A Season with Mom: Love, Loss, and the Ultimate Baseball Adventure by Katie Russell Newland
Newland and her mom loved cheering the Cubs on from their New Orleans home and dreamed of visiting all of the Major League Baseball ballparks one day. When Katie’s mom passes away before they can fulfill this dream, Newland sets out to visit all 30 ballparks in one season to both honor her mother and to reflect on their relationship along the way. Each chapter pairs a visit to a particular ballpark with a relevant story about Katie’s mother and includes beautiful black-and-white photos, with one item highlighted in red, from each stop. Peyton Manning, her childhood neighbor, writes the introduction, and Kaley Cuoco has optioned it for the screen. I highly recommend this one.
The Speckled Beauty: A Dog and His People by Rick Bragg
In The Speckled Beauty: A Dog and His People, Bragg chronicles how his life was forever changed by the arrival of a half-blind and poorly behaved stray dog he eventually names Speck. At age 60, he finds himself recovering from non-Hodgkin’s lymphoma and heart and kidney failure and having to live in his mother’s basement. When Speck arrives, Bragg doesn’t know what to make of him but eventually realizes he has been granted the gift of an unruly and hilariously poor behaved dog that loves him unconditionally. From a chapter about the perfect dog he wanted (“The Dog I Had in Mind”) to one about how the dog kept tripping him up (“Tumbling, Tumbling Down”), Bragg brings to life his adventures with Speck and how the rescuer ultimately becomes the rescued. We can all learn from Speck about how to live a life of unbridled joy and to love with abandon even when life has knocked us down. And thankfully, unlike many dog books, Speck is still alive and terrorizing people (and other animals) in Alabama.
Woodrow on the Bench: Life Lessons from a Wise Old Dog by Jenna Blum
Blum’s Labrador retriever Woodrow was her constant companion; through thick and thin he was always there. Since she lived across from the Commons in Boston, they would venture over to what became his bench daily and greet friends and strangers alike. Once he reached 14, she began to worry about what would happen when he was gone. Woodrow on the Bench pays homage to her sweet companion and the lessons he taught her and others. I loved this book so much and finished it with tears streaming down my face.
The Wrong End of the Table: A Mostly Comic Memoir of a Muslim Arab American Trying to Fit In by Ayser Salman
Every American should read this book. Salman examines growing up in the United States as a female Muslim and always feeling like she is sitting “at the wrong end of the table.” Salman endured culture shock of epic proportions when she moved from Iraq to Columbus as a young girl. Daily American life occasionally placed her in positions that ran contrary to her religious beliefs and following the 9/11 attacks, Salman experienced hostility for simply being Muslim.
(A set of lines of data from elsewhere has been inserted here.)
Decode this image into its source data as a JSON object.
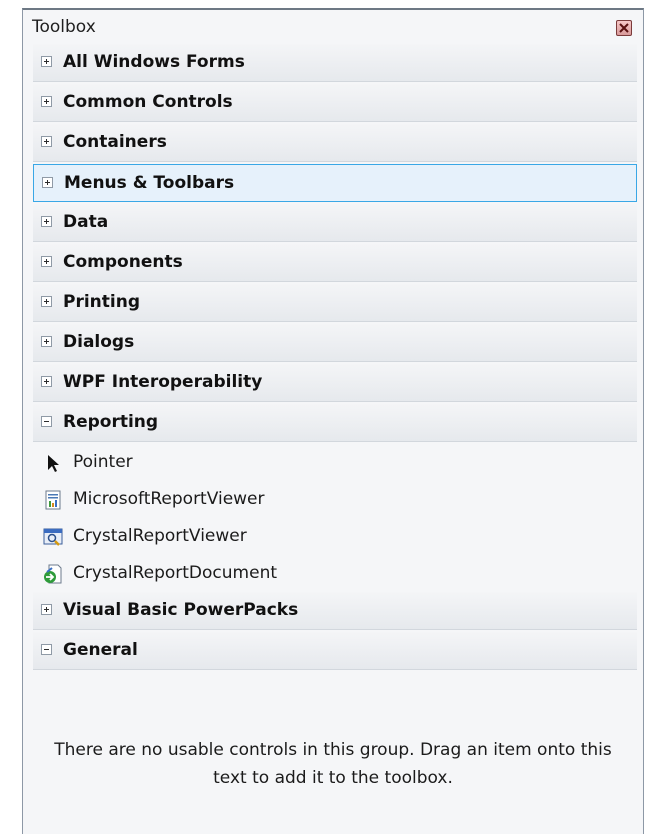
{
  "toolbox": {
    "title": "Toolbox"
  },
  "groups": {
    "all_windows_forms": "All Windows Forms",
    "common_controls": "Common Controls",
    "containers": "Containers",
    "menus_toolbars": "Menus & Toolbars",
    "data": "Data",
    "components": "Components",
    "printing": "Printing",
    "dialogs": "Dialogs",
    "wpf_interoperability": "WPF Interoperability",
    "reporting": "Reporting",
    "visual_basic_powerpacks": "Visual Basic PowerPacks",
    "general": "General"
  },
  "reporting_items": {
    "pointer": "Pointer",
    "microsoft_report_viewer": "MicrosoftReportViewer",
    "crystal_report_viewer": "CrystalReportViewer",
    "crystal_report_document": "CrystalReportDocument"
  },
  "general_empty_message": "There are no usable controls in this group. Drag an item onto this text to add it to the toolbox.",
  "icons": {
    "close": "close-icon",
    "expand": "plus-expander-icon",
    "collapse": "minus-expander-icon",
    "pointer": "pointer-arrow-icon",
    "report_viewer": "report-viewer-icon",
    "crystal_viewer": "crystal-report-viewer-icon",
    "crystal_document": "crystal-report-document-icon"
  },
  "colors": {
    "selection_border": "#39a7e6",
    "selection_fill": "#e6f1fb"
  }
}
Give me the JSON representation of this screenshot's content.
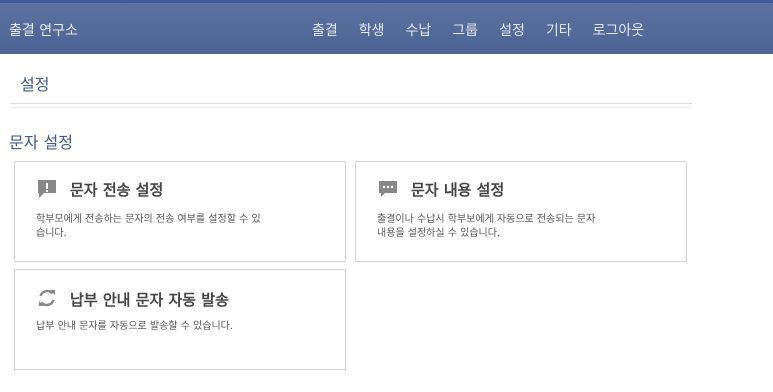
{
  "header": {
    "brand": "출결 연구소",
    "nav": [
      "출결",
      "학생",
      "수납",
      "그룹",
      "설정",
      "기타",
      "로그아웃"
    ]
  },
  "page": {
    "title": "설정",
    "section_title": "문자 설정"
  },
  "cards": [
    {
      "title": "문자 전송 설정",
      "desc_line1": "학부모에게 전송하는 문자의 전송 여부를 설정할 수 있",
      "desc_line2": "습니다.",
      "icon": "alert-chat-icon"
    },
    {
      "title": "문자 내용 설정",
      "desc_line1": "출결이나 수납시 학부보에게 자동으로 전송되는 문자",
      "desc_line2": "내용을 설정하실 수 있습니다.",
      "icon": "message-dots-icon"
    },
    {
      "title": "납부 안내 문자 자동 발송",
      "desc_line1": "납부 안내 문자를 자동으로 발송할 수 있습니다.",
      "icon": "refresh-icon"
    }
  ],
  "colors": {
    "navbar": "#4c6393",
    "heading": "#3d5a92",
    "icon": "#888888"
  }
}
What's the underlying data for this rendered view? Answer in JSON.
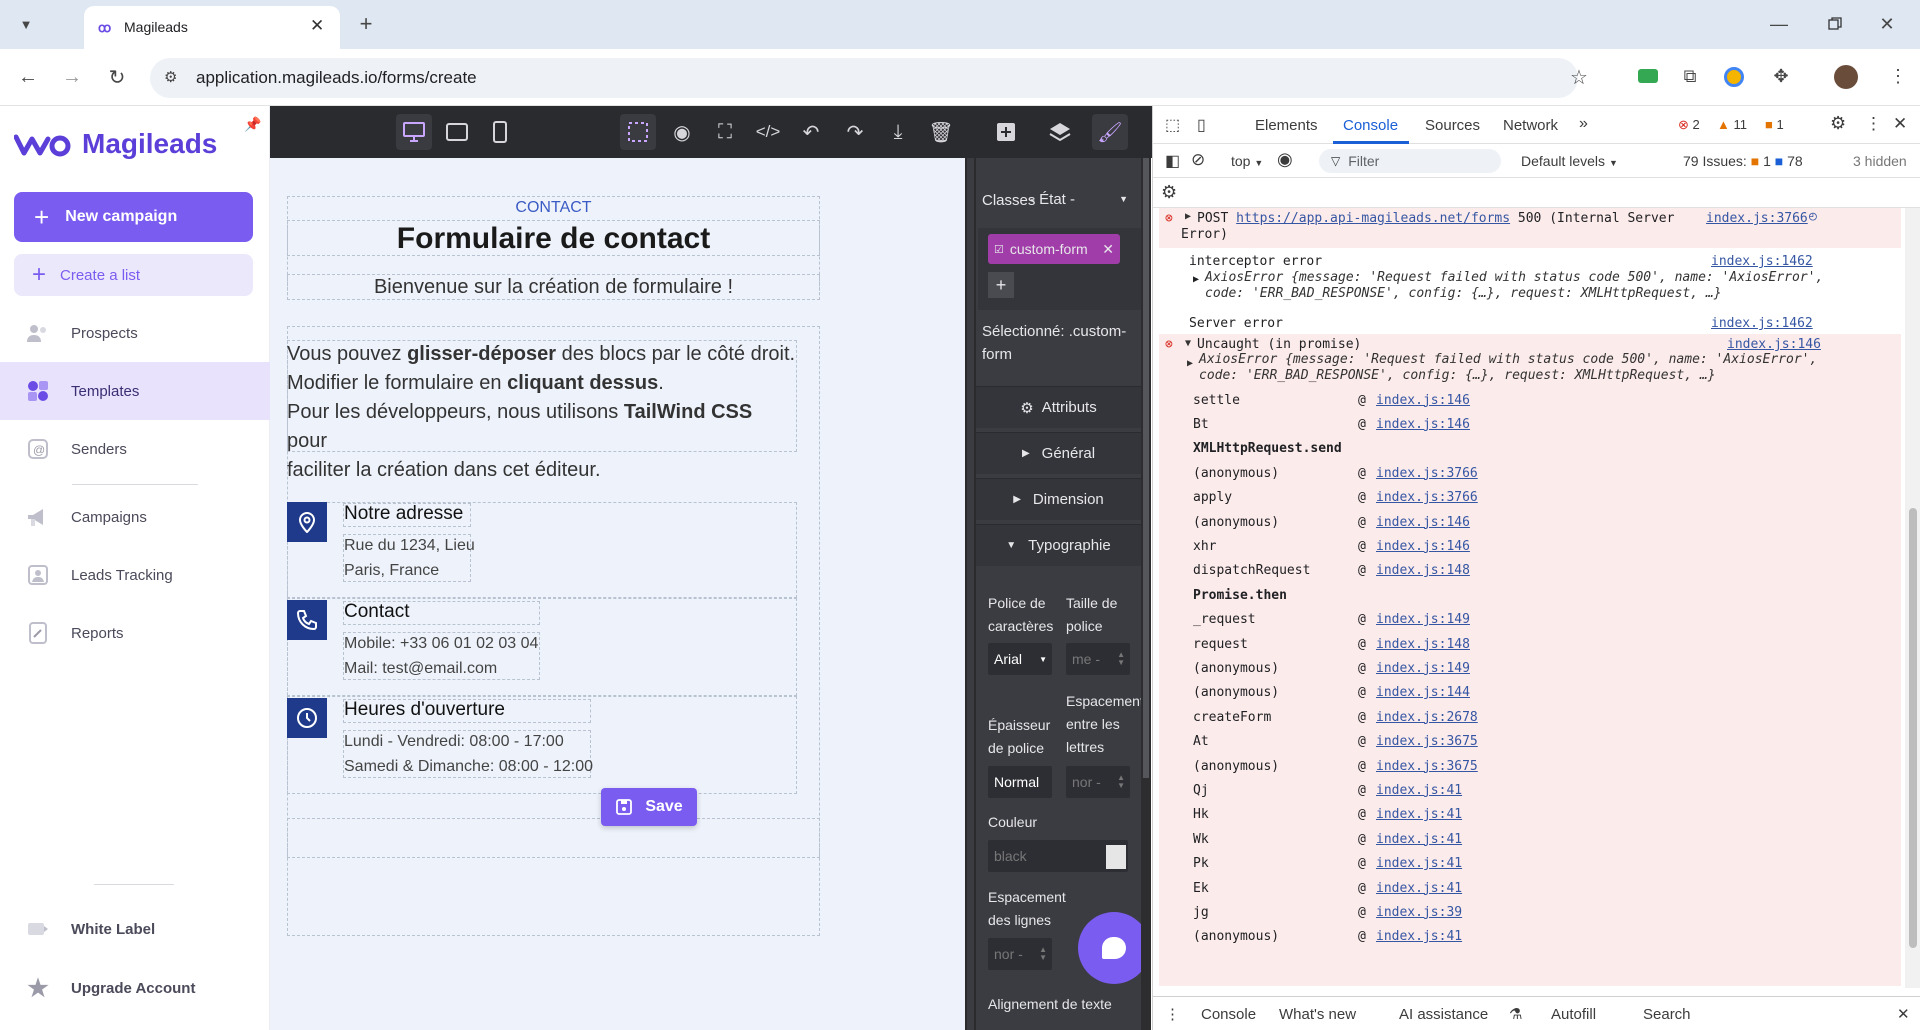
{
  "browser": {
    "tab_title": "Magileads",
    "url": "application.magileads.io/forms/create"
  },
  "sidebar": {
    "brand": "Magileads",
    "new_campaign": "New campaign",
    "create_list": "Create a list",
    "items": [
      {
        "label": "Prospects",
        "icon": "users-icon"
      },
      {
        "label": "Templates",
        "icon": "templates-icon",
        "active": true
      },
      {
        "label": "Senders",
        "icon": "senders-icon"
      },
      {
        "label": "Campaigns",
        "icon": "megaphone-icon"
      },
      {
        "label": "Leads Tracking",
        "icon": "leads-tracking-icon"
      },
      {
        "label": "Reports",
        "icon": "reports-icon"
      }
    ],
    "bottom": [
      {
        "label": "White Label",
        "icon": "white-label-icon"
      },
      {
        "label": "Upgrade Account",
        "icon": "star-icon"
      }
    ]
  },
  "form": {
    "tag": "CONTACT",
    "title": "Formulaire de contact",
    "subtitle": "Bienvenue sur la création de formulaire !",
    "intro": {
      "l1a": "Vous pouvez ",
      "l1b": "glisser-déposer",
      "l1c": " des blocs par le côté droit.",
      "l2a": "Modifier le formulaire en ",
      "l2b": "cliquant dessus",
      "l2c": ".",
      "l3a": "Pour les développeurs, nous utilisons ",
      "l3b": "TailWind CSS",
      "l3c": " pour",
      "l4": "faciliter la création dans cet éditeur."
    },
    "blocks": [
      {
        "title": "Notre adresse",
        "lines": [
          "Rue du 1234, Lieu",
          "Paris, France"
        ],
        "icon": "location-pin-icon"
      },
      {
        "title": "Contact",
        "lines": [
          "Mobile: +33 06 01 02 03 04",
          "Mail: test@email.com"
        ],
        "icon": "phone-icon"
      },
      {
        "title": "Heures d'ouverture",
        "lines": [
          "Lundi - Vendredi: 08:00 - 17:00",
          "Samedi & Dimanche: 08:00 - 12:00"
        ],
        "icon": "clock-icon"
      }
    ],
    "save": "Save"
  },
  "style_panel": {
    "classes_label": "Classes",
    "state_label": "- État -",
    "class_tag": "custom-form",
    "selected_label": "Sélectionné:",
    "selected_value": ".custom-form",
    "attributs": "Attributs",
    "general": "Général",
    "dimension": "Dimension",
    "typographie": "Typographie",
    "font_label": "Police de caractères",
    "font_value": "Arial",
    "size_label": "Taille de police",
    "size_value": "me -",
    "weight_label": "Épaisseur de police",
    "weight_value": "Normal",
    "spacing_label": "Espacement entre les lettres",
    "spacing_value": "nor -",
    "color_label": "Couleur",
    "color_value": "black",
    "line_label": "Espacement des lignes",
    "line_value": "nor -",
    "align_label": "Alignement de texte"
  },
  "devtools": {
    "tabs": [
      "Elements",
      "Console",
      "Sources",
      "Network"
    ],
    "active_tab": "Console",
    "errors": "2",
    "warnings": "11",
    "issues_badge": "1",
    "context": "top",
    "filter_placeholder": "Filter",
    "levels": "Default levels",
    "issues_label": "79 Issues:",
    "issues_err": "1",
    "issues_info": "78",
    "hidden": "3 hidden",
    "post_msg": "POST",
    "post_url": "https://app.api-magileads.net/forms",
    "post_status": "500 (Internal Server",
    "post_status2": "Error)",
    "post_src": "index.js:3766",
    "interceptor": "interceptor error",
    "interceptor_src": "index.js:1462",
    "axios1a": "AxiosError {message: 'Request failed with status code 500', name: 'AxiosError',",
    "axios1b": "code: 'ERR_BAD_RESPONSE', config: {…}, request: XMLHttpRequest, …}",
    "server_error": "Server error",
    "server_src": "index.js:1462",
    "uncaught": "Uncaught (in promise)",
    "uncaught_src": "index.js:146",
    "stack": [
      {
        "fn": "settle",
        "src": "index.js:146"
      },
      {
        "fn": "Bt",
        "src": "index.js:146"
      },
      {
        "fn": "XMLHttpRequest.send",
        "src": "",
        "bold": true
      },
      {
        "fn": "(anonymous)",
        "src": "index.js:3766"
      },
      {
        "fn": "apply",
        "src": "index.js:3766"
      },
      {
        "fn": "(anonymous)",
        "src": "index.js:146"
      },
      {
        "fn": "xhr",
        "src": "index.js:146"
      },
      {
        "fn": "dispatchRequest",
        "src": "index.js:148"
      },
      {
        "fn": "Promise.then",
        "src": "",
        "bold": true
      },
      {
        "fn": "_request",
        "src": "index.js:149"
      },
      {
        "fn": "request",
        "src": "index.js:148"
      },
      {
        "fn": "(anonymous)",
        "src": "index.js:149"
      },
      {
        "fn": "(anonymous)",
        "src": "index.js:144"
      },
      {
        "fn": "createForm",
        "src": "index.js:2678"
      },
      {
        "fn": "At",
        "src": "index.js:3675"
      },
      {
        "fn": "(anonymous)",
        "src": "index.js:3675"
      },
      {
        "fn": "Qj",
        "src": "index.js:41"
      },
      {
        "fn": "Hk",
        "src": "index.js:41"
      },
      {
        "fn": "Wk",
        "src": "index.js:41"
      },
      {
        "fn": "Pk",
        "src": "index.js:41"
      },
      {
        "fn": "Ek",
        "src": "index.js:41"
      },
      {
        "fn": "jg",
        "src": "index.js:39"
      },
      {
        "fn": "(anonymous)",
        "src": "index.js:41"
      }
    ],
    "bottom_tabs": [
      "Console",
      "What's new",
      "AI assistance",
      "Autofill",
      "Search"
    ]
  }
}
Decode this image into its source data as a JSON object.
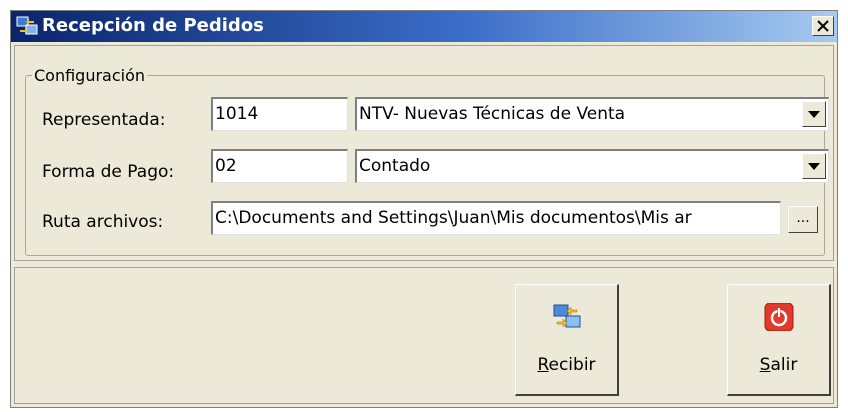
{
  "window": {
    "title": "Recepción de Pedidos",
    "close_label": "X"
  },
  "config": {
    "legend": "Configuración",
    "representada": {
      "label": "Representada:",
      "code": "1014",
      "name": "NTV- Nuevas Técnicas de Venta"
    },
    "forma_pago": {
      "label": "Forma de Pago:",
      "code": "02",
      "name": "Contado"
    },
    "ruta": {
      "label": "Ruta archivos:",
      "value": "C:\\Documents and Settings\\Juan\\Mis documentos\\Mis ar",
      "browse_label": "..."
    }
  },
  "actions": {
    "recibir": {
      "mnemonic": "R",
      "rest": "ecibir",
      "icon": "receive-transfer-icon"
    },
    "salir": {
      "mnemonic": "S",
      "rest": "alir",
      "icon": "power-icon"
    }
  },
  "colors": {
    "title_start": "#0a246a",
    "title_end": "#a6caf0",
    "face": "#ece9d8",
    "salir_icon": "#e03a2a"
  }
}
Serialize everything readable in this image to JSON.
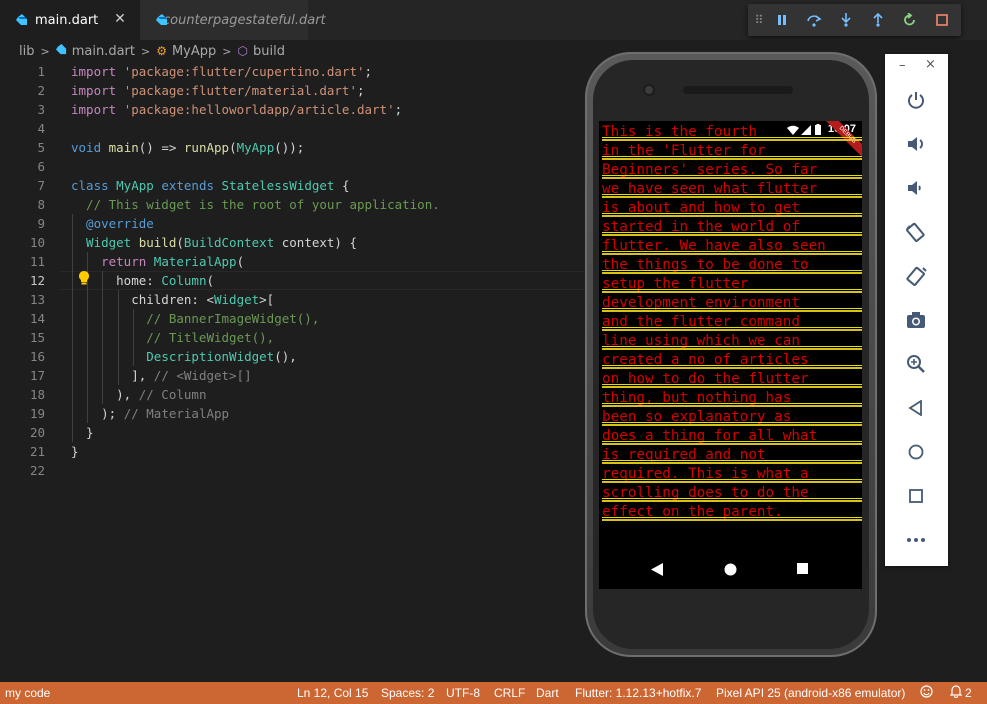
{
  "tabs": [
    {
      "label": "main.dart",
      "active": true
    },
    {
      "label": "counterpagestateful.dart",
      "active": false
    }
  ],
  "breadcrumb": {
    "items": [
      "lib",
      "main.dart",
      "MyApp",
      "build"
    ]
  },
  "editor": {
    "line_numbers": [
      "1",
      "2",
      "3",
      "4",
      "5",
      "6",
      "7",
      "8",
      "9",
      "10",
      "11",
      "12",
      "13",
      "14",
      "15",
      "16",
      "17",
      "18",
      "19",
      "20",
      "21",
      "22"
    ],
    "lines": [
      [
        {
          "t": "import ",
          "c": "kw2"
        },
        {
          "t": "'package:flutter/cupertino.dart'",
          "c": "str"
        },
        {
          "t": ";",
          "c": "pl"
        }
      ],
      [
        {
          "t": "import ",
          "c": "kw2"
        },
        {
          "t": "'package:flutter/material.dart'",
          "c": "str"
        },
        {
          "t": ";",
          "c": "pl"
        }
      ],
      [
        {
          "t": "import ",
          "c": "kw2"
        },
        {
          "t": "'package:helloworldapp/article.dart'",
          "c": "str"
        },
        {
          "t": ";",
          "c": "pl"
        }
      ],
      [],
      [
        {
          "t": "void ",
          "c": "kw"
        },
        {
          "t": "main",
          "c": "fn"
        },
        {
          "t": "() => ",
          "c": "pl"
        },
        {
          "t": "runApp",
          "c": "fn"
        },
        {
          "t": "(",
          "c": "pl"
        },
        {
          "t": "MyApp",
          "c": "ty"
        },
        {
          "t": "());",
          "c": "pl"
        }
      ],
      [],
      [
        {
          "t": "class ",
          "c": "kw"
        },
        {
          "t": "MyApp ",
          "c": "ty"
        },
        {
          "t": "extends ",
          "c": "kw"
        },
        {
          "t": "StatelessWidget",
          "c": "ty"
        },
        {
          "t": " {",
          "c": "pl"
        }
      ],
      [
        {
          "t": "  // This widget is the root of your application.",
          "c": "cm"
        }
      ],
      [
        {
          "t": "  @override",
          "c": "kw"
        }
      ],
      [
        {
          "t": "  Widget ",
          "c": "ty"
        },
        {
          "t": "build",
          "c": "fn"
        },
        {
          "t": "(",
          "c": "pl"
        },
        {
          "t": "BuildContext",
          "c": "ty"
        },
        {
          "t": " context) {",
          "c": "pl"
        }
      ],
      [
        {
          "t": "    return ",
          "c": "kw2"
        },
        {
          "t": "MaterialApp",
          "c": "ty"
        },
        {
          "t": "(",
          "c": "pl"
        }
      ],
      [
        {
          "t": "      home: ",
          "c": "pl"
        },
        {
          "t": "Column",
          "c": "ty"
        },
        {
          "t": "(",
          "c": "pl"
        }
      ],
      [
        {
          "t": "        children: <",
          "c": "pl"
        },
        {
          "t": "Widget",
          "c": "ty"
        },
        {
          "t": ">[",
          "c": "pl"
        }
      ],
      [
        {
          "t": "          // BannerImageWidget(),",
          "c": "cm"
        }
      ],
      [
        {
          "t": "          // TitleWidget(),",
          "c": "cm"
        }
      ],
      [
        {
          "t": "          ",
          "c": "pl"
        },
        {
          "t": "DescriptionWidget",
          "c": "ty"
        },
        {
          "t": "(),",
          "c": "pl"
        }
      ],
      [
        {
          "t": "        ], ",
          "c": "pl"
        },
        {
          "t": "// <Widget>[]",
          "c": "gray"
        }
      ],
      [
        {
          "t": "      ), ",
          "c": "pl"
        },
        {
          "t": "// Column",
          "c": "gray"
        }
      ],
      [
        {
          "t": "    ); ",
          "c": "pl"
        },
        {
          "t": "// MaterialApp",
          "c": "gray"
        }
      ],
      [
        {
          "t": "  }",
          "c": "pl"
        }
      ],
      [
        {
          "t": "}",
          "c": "pl"
        }
      ],
      []
    ]
  },
  "emulator": {
    "time": "10:07",
    "banner": "DEBUG",
    "app_lines": [
      "This is the fourth",
      "in the 'Flutter for",
      "Beginners' series. So far",
      "we have seen what flutter",
      "is about and how to get",
      "started in the world of",
      "flutter. We have also seen",
      "the things to be done to",
      "setup the flutter",
      "development environment",
      "and the flutter command",
      "line using which we can",
      "created a no of articles",
      "on how to do the flutter",
      "thing, but nothing has",
      "been so explanatory as",
      "does a thing for all what",
      "is required and not",
      "required. This is what a",
      "scrolling does to do the",
      "effect on the parent."
    ],
    "side_panel": {
      "minimize": "–",
      "close": "×",
      "buttons": [
        "power-icon",
        "volume-up-icon",
        "volume-down-icon",
        "rotate-left-icon",
        "rotate-right-icon",
        "camera-icon",
        "zoom-icon",
        "back-icon",
        "home-icon",
        "overview-icon",
        "more-icon"
      ]
    }
  },
  "statusbar": {
    "left": "my code",
    "position": "Ln 12, Col 15",
    "spaces": "Spaces: 2",
    "encoding": "UTF-8",
    "eol": "CRLF",
    "language": "Dart",
    "flutter": "Flutter: 1.12.13+hotfix.7",
    "device": "Pixel API 25 (android-x86 emulator)",
    "notifications": "2"
  },
  "colors": {
    "editor_bg": "#1e1e1e",
    "status_bg": "#cc6633",
    "app_text": "#d50000",
    "underline": "#d6c21a"
  }
}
I thoroughly enjoyed the book and learned a lot about a culture with which I was not very familiar.
If you have read any of these, I would love to hear what you think. Feel free to comment below with your thoughts or your favorite memoir(s).